Some scientists are looking in to better understand how cows feel and what are ways to improve their lives that are scientifically sound and economically viable. Experiments done by people like Professor von Keyserlingk look more closely at improving the positive experiences they are in. These tests have led to improvements, including housing multiple cows together and allowing cows to keep their tails. The tail swishing was originally believed it spread feces and bacteria, but now farmers just view it as an annoyance.

By 2024, the plant based market is expected to grow to over 21B, and the common theme around brands that are taking a piece of the pie is change: questioning the norms and the way things have been done, and developing products that are tied to a strong mission, and are sustainable and ethical. 

Still, even with big brands like Oatly, they are being held accountable by who supports and finances their business.

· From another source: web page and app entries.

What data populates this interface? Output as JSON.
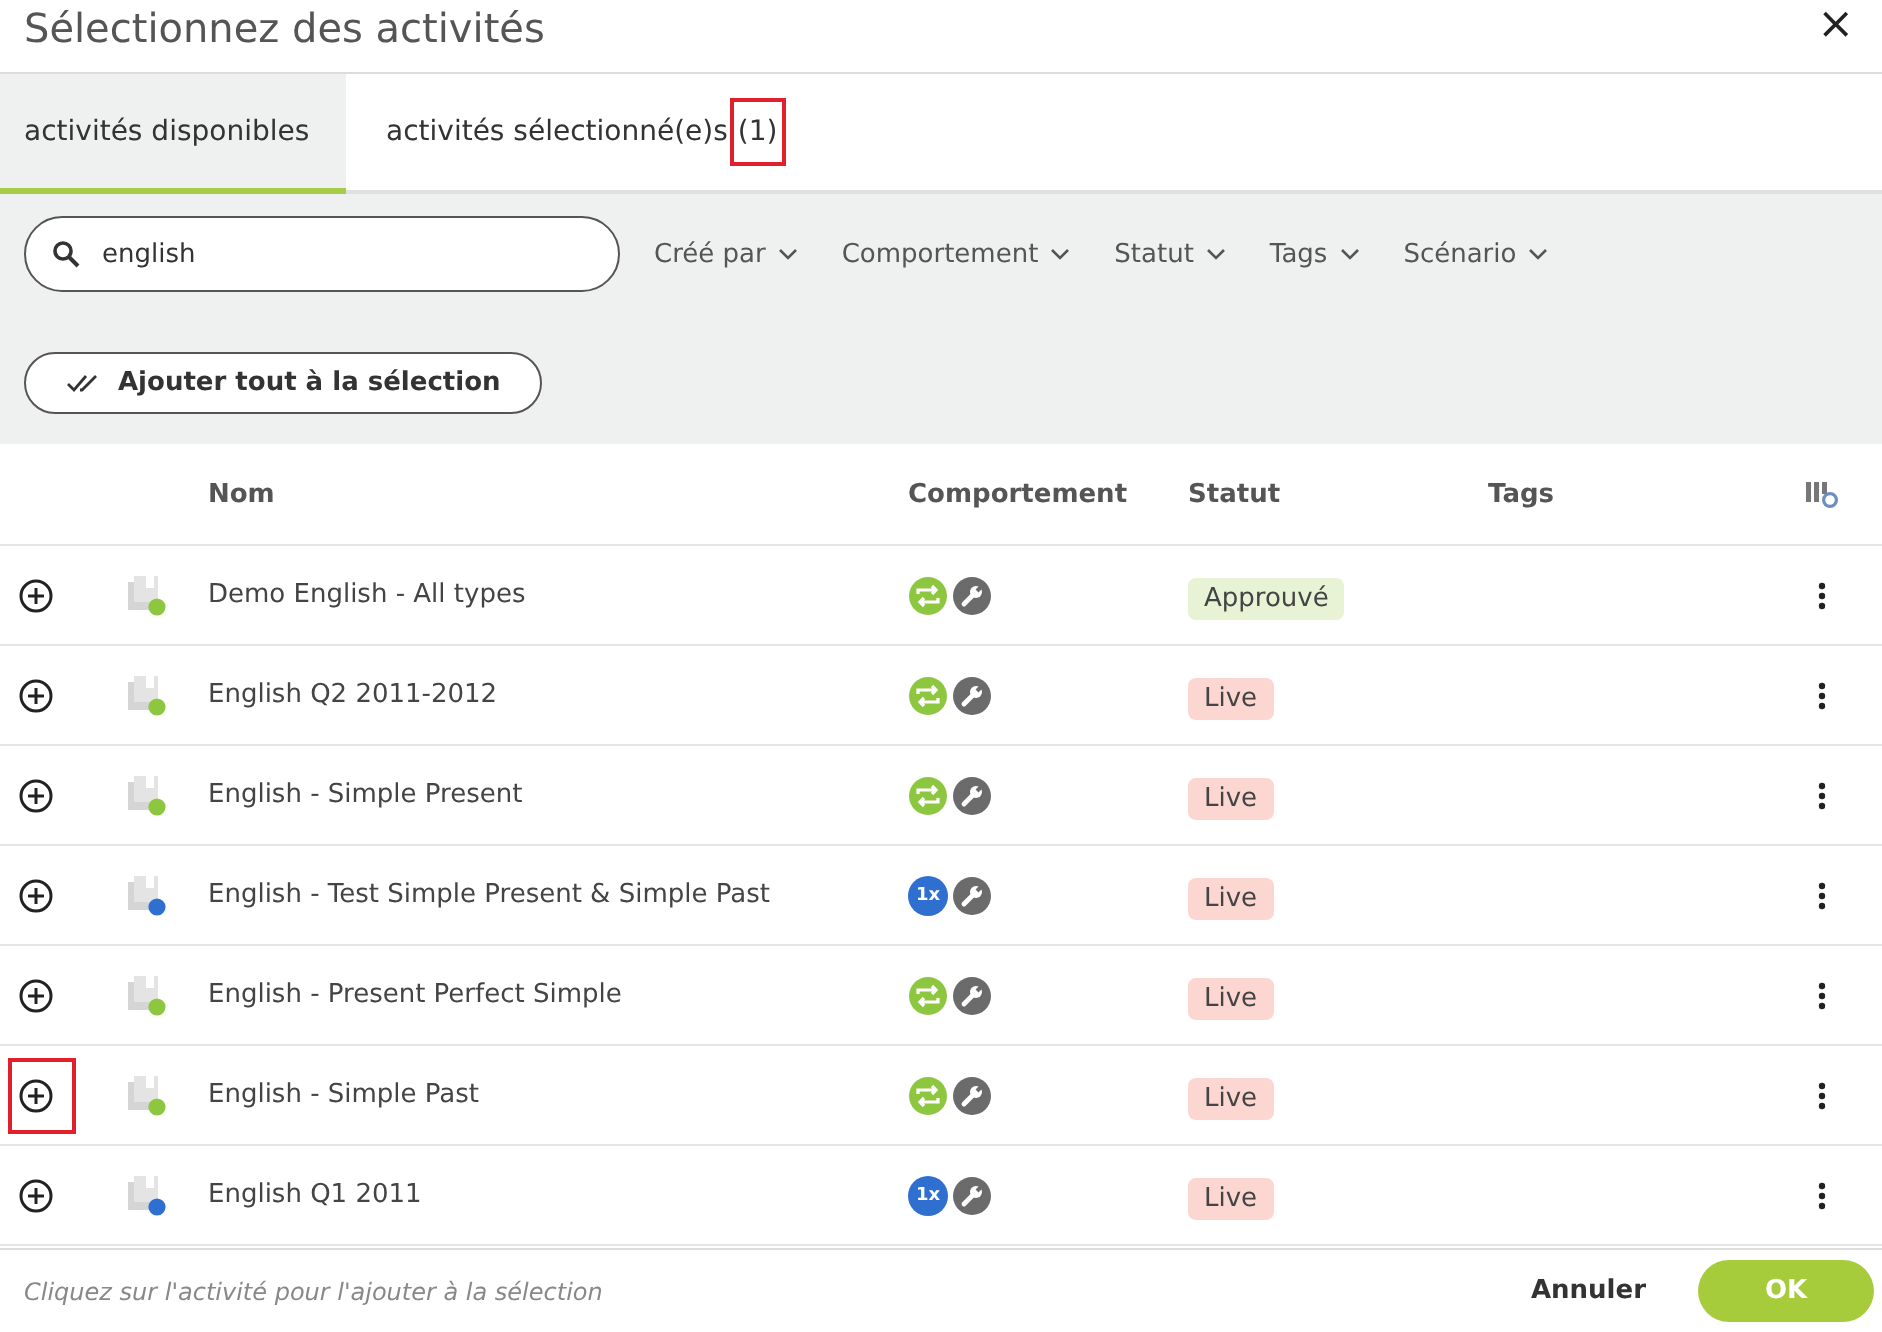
{
  "dialog": {
    "title": "Sélectionnez des activités",
    "close": "×"
  },
  "tabs": [
    {
      "label": "activités disponibles",
      "selected": true
    },
    {
      "label": "activités sélectionné(e)s",
      "count": "(1)",
      "count_highlighted": true,
      "selected": false
    }
  ],
  "search": {
    "value": "english"
  },
  "filters": [
    "Créé par",
    "Comportement",
    "Statut",
    "Tags",
    "Scénario"
  ],
  "add_all_button": "Ajouter tout à la sélection",
  "table": {
    "columns": [
      "Nom",
      "Comportement",
      "Statut",
      "Tags"
    ],
    "rows": [
      {
        "name": "Demo English - All types",
        "kind": "loop",
        "status": {
          "kind": "approved",
          "label": "Approuvé"
        },
        "add_highlighted": false
      },
      {
        "name": "English Q2 2011-2012",
        "kind": "loop",
        "status": {
          "kind": "live",
          "label": "Live"
        },
        "add_highlighted": false
      },
      {
        "name": "English - Simple Present",
        "kind": "loop",
        "status": {
          "kind": "live",
          "label": "Live"
        },
        "add_highlighted": false
      },
      {
        "name": "English - Test Simple Present & Simple Past",
        "kind": "once",
        "mode_label": "1x",
        "status": {
          "kind": "live",
          "label": "Live"
        },
        "add_highlighted": false
      },
      {
        "name": "English - Present Perfect Simple",
        "kind": "loop",
        "status": {
          "kind": "live",
          "label": "Live"
        },
        "add_highlighted": false
      },
      {
        "name": "English - Simple Past",
        "kind": "loop",
        "status": {
          "kind": "live",
          "label": "Live"
        },
        "add_highlighted": true
      },
      {
        "name": "English Q1 2011",
        "kind": "once",
        "mode_label": "1x",
        "status": {
          "kind": "live",
          "label": "Live"
        },
        "add_highlighted": false
      }
    ]
  },
  "footer": {
    "hint": "Cliquez sur l'activité pour l'ajouter à la sélection",
    "cancel": "Annuler",
    "ok": "OK"
  }
}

Alternatives to Consider

Throughout the article we’ve talked about the numerous different alternatives people are considering drinking instead of cow’s milk. We want to call out that while there is a lot of research for cow’s milk, there is less research for dairy-free alternatives. There are also issues with producing dairy-free alternatives and they might not be as beneficial for children. 

But in general, milk alternatives are better for the planet over dairy in general. We’ll do a deeper dive in a future newsletter edition.

Here are a few for us to call out:

  • Almond: Occupy less farmland, but requires more water and bee pollination while also not being nutritionally dense.

  • Coconut: Poor ethical payment practices toward workers, while also lacking in some crucial nutrients and high in saturated fat.

  • Cashew: Similar to almond and coconut where lots of water thickening agents are used, leaning toward a decreased amount of nutritional value.

  • Hemp: More fat and protein, more representative of the necessary nutrients.

  • Oat: Performs well in sustainability, grown in cooler climates. Some worry about pesticides, so find an appropriate brand.

  • Rice: Inexpensive, but produces more greenhouse gas emissions than other alternatives and often sold with sweeteners.

  • Soy: Most balanced nutritional profile comparable to dairy, but doesn’t respond well to high heat. Downfall is the amount of rainforests being cut down for soy farms.

Here are some brands to consider shopping from, which luckily can be found at your local grocery store.  Average milk price is around $2.50 - $5, depending on the state.

  • Silk | $3 | B-Corp that sells soy milk, oat milk, and others.

  • Ripple | $4 | Sells pea milk, with specific ones for children.

  • Planet Oat | $4 | Planet focused oat milk company that donates to nonprofits.

  • Living Harvest | $4 | Hemp milk focused group.

  • Forager Project | $6 | Cashew and oat milk plant-focused brand.

What You Can Do

  • Consider switching over to a plant based milk: it's better for the environment, your health, and animal welfare.

  • Look closer into the ingredients and where your dairy milk might come from — each brand is different, so you might learn more about how they treat their cows.

  • Read more about the shift in consumers in not drinking milk and finding alternative ways to receive the same nutrients in the links above.

  • Share the love! Send this to a friend and make dairy-free milk mustaches together. 🥛

Questions or comments on this piece? Suggestions on what we should cover next? Send us a note.